TASK DETAILS: Scan the entries below. Return every line that includes "Windows".
╭─ INFORMATION GIVEN
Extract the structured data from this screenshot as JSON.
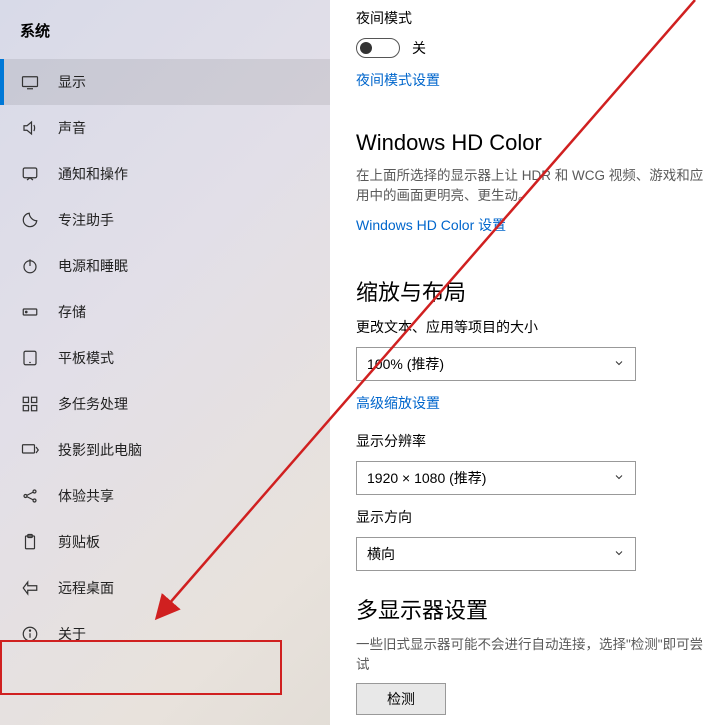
{
  "sidebar": {
    "header": "系统",
    "items": [
      {
        "label": "显示",
        "icon": "display"
      },
      {
        "label": "声音",
        "icon": "sound"
      },
      {
        "label": "通知和操作",
        "icon": "notifications"
      },
      {
        "label": "专注助手",
        "icon": "focus"
      },
      {
        "label": "电源和睡眠",
        "icon": "power"
      },
      {
        "label": "存储",
        "icon": "storage"
      },
      {
        "label": "平板模式",
        "icon": "tablet"
      },
      {
        "label": "多任务处理",
        "icon": "multitask"
      },
      {
        "label": "投影到此电脑",
        "icon": "project"
      },
      {
        "label": "体验共享",
        "icon": "share"
      },
      {
        "label": "剪贴板",
        "icon": "clipboard"
      },
      {
        "label": "远程桌面",
        "icon": "remote"
      },
      {
        "label": "关于",
        "icon": "about"
      }
    ]
  },
  "content": {
    "night_mode_label": "夜间模式",
    "night_mode_state": "关",
    "night_mode_link": "夜间模式设置",
    "hdcolor_title": "Windows HD Color",
    "hdcolor_desc": "在上面所选择的显示器上让 HDR 和 WCG 视频、游戏和应用中的画面更明亮、更生动。",
    "hdcolor_link": "Windows HD Color 设置",
    "scale_title": "缩放与布局",
    "scale_label": "更改文本、应用等项目的大小",
    "scale_value": "100% (推荐)",
    "scale_link": "高级缩放设置",
    "resolution_label": "显示分辨率",
    "resolution_value": "1920 × 1080 (推荐)",
    "orientation_label": "显示方向",
    "orientation_value": "横向",
    "multi_title": "多显示器设置",
    "multi_desc": "一些旧式显示器可能不会进行自动连接，选择\"检测\"即可尝试",
    "detect_button": "检测"
  }
}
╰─
RESULT OF THIS EXERCISE:
    "hdcolor_title": "Windows HD Color",
    "hdcolor_link": "Windows HD Color 设置",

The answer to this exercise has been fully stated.